Scaling and root planing is a treatment for gum disease that consists of a thorough cleaning below the gumline. While scaling eliminates plaque and tartar from below the gum line, root planing aims to smooth the tooth’s root and facilitate reattachment of the gums to the tooth. Root planing is essential for having healthy gums and teeth.
Chronic periodontitis patients benefit from scaling and root planing, according to research published in the American Dental Association journal in July 2015. In the United States, 47.2% of individuals over 30 are affected by chronic periodontitis.
Teeth scaling and root planing help minimize the pockets between teeth and gums, preventing the loss of teeth, bone, and tissue that comes with chronic periodontal disease.
Root planning is primarily a preventive and standalone treatment for periodontal disease.
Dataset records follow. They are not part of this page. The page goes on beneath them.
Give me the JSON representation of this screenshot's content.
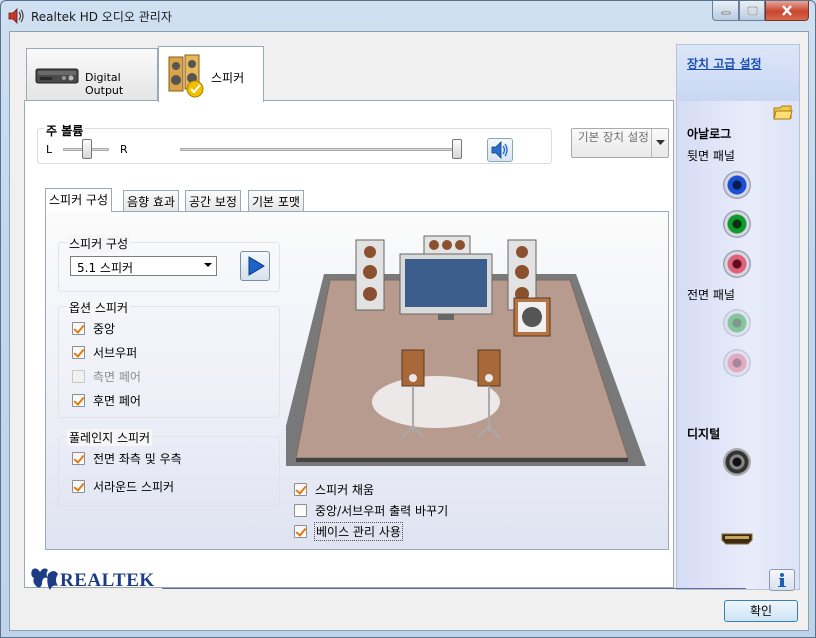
{
  "window": {
    "title": "Realtek HD 오디오 관리자"
  },
  "tabs": [
    {
      "label": "Digital Output"
    },
    {
      "label": "스피커"
    }
  ],
  "volume": {
    "legend": "주 볼륨",
    "left_label": "L",
    "right_label": "R",
    "balance": 0.5,
    "level": 1.0,
    "default_device_label": "기본 장치 설정"
  },
  "subtabs": [
    "스피커 구성",
    "음향 효과",
    "공간 보정",
    "기본 포맷"
  ],
  "speaker_config": {
    "legend": "스피커 구성",
    "selected": "5.1 스피커"
  },
  "optional_speakers": {
    "legend": "옵션 스피커",
    "items": [
      {
        "label": "중앙",
        "checked": true,
        "disabled": false
      },
      {
        "label": "서브우퍼",
        "checked": true,
        "disabled": false
      },
      {
        "label": "측면 페어",
        "checked": false,
        "disabled": true
      },
      {
        "label": "후면 페어",
        "checked": true,
        "disabled": false
      }
    ]
  },
  "fullrange_speakers": {
    "legend": "풀레인지 스피커",
    "items": [
      {
        "label": "전면 좌측 및 우측",
        "checked": true
      },
      {
        "label": "서라운드 스피커",
        "checked": true
      }
    ]
  },
  "bottom_options": [
    {
      "label": "스피커 채움",
      "checked": true
    },
    {
      "label": "중앙/서브우퍼 출력 바꾸기",
      "checked": false
    },
    {
      "label": "베이스 관리 사용",
      "checked": true
    }
  ],
  "right_panel": {
    "advanced_link": "장치 고급 설정",
    "analog": "아날로그",
    "back_panel": "뒷면 패널",
    "front_panel": "전면 패널",
    "digital": "디지털",
    "jack_colors": {
      "blue": "#1a4fd6",
      "green": "#0e9a2a",
      "pink": "#e0607a"
    }
  },
  "footer": {
    "brand": "REALTEK",
    "ok": "확인"
  }
}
The following are some of the reasons why you should seek root planning:
Bacteria present in periodontal infection can move to other body parts via circulation. Root planning halts the progression of periodontal disease and prevents the spread of infection.
In gums, the body responds with a chronic inflammatory response that can destroy the gum tissues and bone. This process can eventually lead to tooth and bone loss. Scaling and root planing may slow the spread of periodontal disease and safeguard teeth.
One of the most commonly found symptoms of periodontal disease is foul breath. Food particles and germs in the mouth can contribute to poor breath. Root planning removes odor-causing particles from the oral cavity, resulting in less bad breath.
Root planning can become necessary for various reasons, such as:
Poor oral hygiene can cause tooth cavities, heart disease, gum disease, diabetes, and cancer. Maintaining healthy teeth and gums is a rewarding effort.
You might endanger your enamel during the scaling process. Underneath tartar and plaque is your tooth’s enamel, which, although the most rigid substance in the human body, can be readily harmed using sharp tartar removal instruments.
A genetic predisposition (also known as genetic susceptibility) is an elevated risk of getting a specific disease due to a person’s genetic makeup. Distinct genetic differences frequently inherited from a parent cause genetic predisposition.
Smoking is the most common cause of severe gum disease in the United States. It can cause your teeth to fall out in extreme circumstances. Gum disease begins when bacteria (germs) on your teeth enter your gums. If the germs remain on your teeth for an extended period, layers of plaque (film) and tartar (hardened plaque) form.
Autoimmune, hematologic, endocrine, and neoplastic processes are systemic disorders with oral manifestations. Autoimmune illness can cause oral ulcers, salivary and parotid gland abnormalities, and tongue alterations.
The risks associated with root planing are minimal. Following the treatment, you may be at risk for infection; therefore, your dentist may prescribe an antibiotic or mouthwash for a few days or weeks. Within a few weeks, the procedure’s adverse effects subside. If they do not, you should contact a dentist.
After scaling and root planing, you must continue regular oral hygiene practices. This involves brushing at least twice each day and flossing often. Additionally, you should maintain a healthy, well-balanced diet and visit your dentist regularly for cleanings to prevent the disease from recurring.
Root planing is a popular treatment for chronic periodontal disease. Adults should get root planing procedures every six months as a preventative measure.
Root planing is one of the most effective ways to manage gum disease before it becomes severe. Your dentist can conduct this outpatient treatment with or without a local anesthetic in their office. In some cases, you may require multiple appointments to finish the process.